DEPARTMENT OF PHYSIOLOGY
FEINBERG SCHOOL OF MEDICINE
CHICAGO, IL 60611
In one paper reporting on work supported by Dr. Penzes's grant: ROLE OF KALIRIN SIGNALING IN SYNAPTIC PLASTICITY. [5R01MH071316-10. Total Funding: $375,369. Direct Costs: $247,500. Indirect Costs: $127,869.] Dr. Pezes et all write: "Because we have previously shown that complete absence of the KALRN gene leads to significant cortical deficits and behavioral impairments in young mice, we reasoned that analysis of spine densities in different brain regions in both heterozygote and knockout adult mice and their correlation with cognitive phenotypes, might reveal important relationships between spine plasticity and behavior."
PLETNIKOV, MIKHAIL V , MD, PHD, (17)
DEPARTMENT OF NEUROBIOLOGY AND NEUROIMMUNOLOGY
JOHNS HOPKINS UNIVERSITY

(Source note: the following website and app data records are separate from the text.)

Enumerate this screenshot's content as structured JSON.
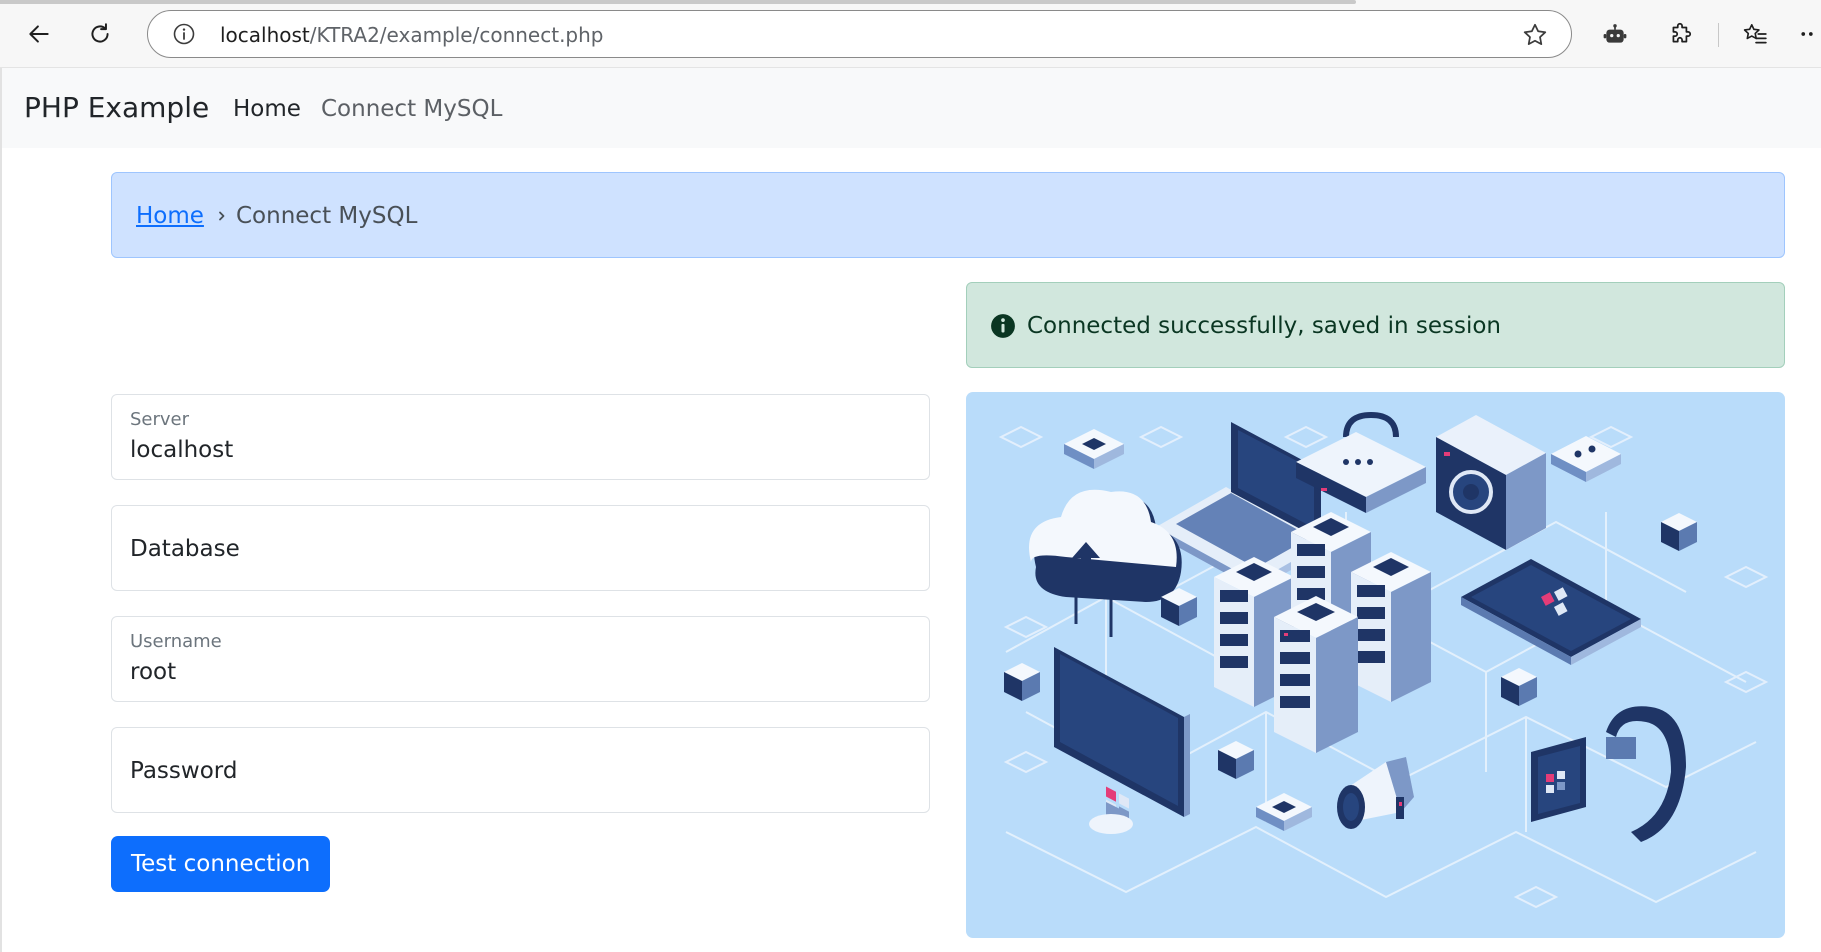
{
  "browser": {
    "url_host": "localhost",
    "url_path": "/KTRA2/example/connect.php",
    "icons": [
      "back-arrow-icon",
      "reload-icon",
      "site-info-icon",
      "favorite-star-icon",
      "copilot-icon",
      "extensions-icon",
      "favorites-icon",
      "more-icon"
    ]
  },
  "navbar": {
    "brand": "PHP Example",
    "links": [
      {
        "label": "Home"
      },
      {
        "label": "Connect MySQL"
      }
    ]
  },
  "breadcrumb": {
    "home": "Home",
    "current": "Connect MySQL"
  },
  "alert": {
    "message": "Connected successfully, saved in session"
  },
  "form": {
    "server": {
      "label": "Server",
      "value": "localhost"
    },
    "database": {
      "placeholder": "Database"
    },
    "username": {
      "label": "Username",
      "value": "root"
    },
    "password": {
      "placeholder": "Password"
    },
    "submit_label": "Test connection"
  },
  "colors": {
    "primary": "#0d6efd",
    "breadcrumb_bg": "#cfe2ff",
    "alert_bg": "#d1e7dd",
    "hero_bg": "#b9dcfa",
    "hero_navy": "#1f3566"
  }
}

BALTIMORE, MD 21287
One of Dr. Plentnikov's currently funded projects is DISC-1 IN NEURON-ASTROCYTE INTERACTIONS IN NEURODEVELOPMENT. [5R01MH083728-05. Total Funding: $405,000. Direct Costs: $250,000. Indirect Costs: $155,000.]
Dr. Plentnikov is just another mouse vivisector.
PORRINO, LINDA J., PHD, (16)
DEPARTMENT OF PHYSIOLOGY AND PHARMACOLOGY
SCHOOL OF MEDICINE
WAKE FOREST UNIVERSITY
WINSTON-SALEM, NC 27157
"... The purpose of this study, therefore, was to assess the functional effects of re-exposure to cocaine in nonhuman primates after the discontinuation of cocaine self-administration for 30 or 90 days, .... Rhesus monkeys self-administered cocaine (fixed interval 3-min schedule, 30 infusions per session, 0.3 mg/kg/infusion) for 100 sessions followed by 30 (n=4) or 90 days (n=3) during which experimental sessions were not conducted. Food-reinforced control animals (n=5) underwent identical schedules of reinforcement. Animals were then re-exposed to cocaine or food for one final session ... Compared to controls, re-exposure to cocaine after 30 or 90 day drug-free periods resulted in lower rates of glucose utilization in ventral and dorsal striatum, prefrontal and temporal cortex, limbic system, thalamus, and midbrain." Functional consequences of cocaine re-exposure after discontinuation of cocaine availability. Beveridge TJ, Smith HR, Nader SH, Nader MA, Porrino LJ. Neuropharmacology. 2014.
These are the leaders? Just imagine what the average scientists in this field are up to. Dr. Golden needs his head and ethics examined.
at 3:25 PM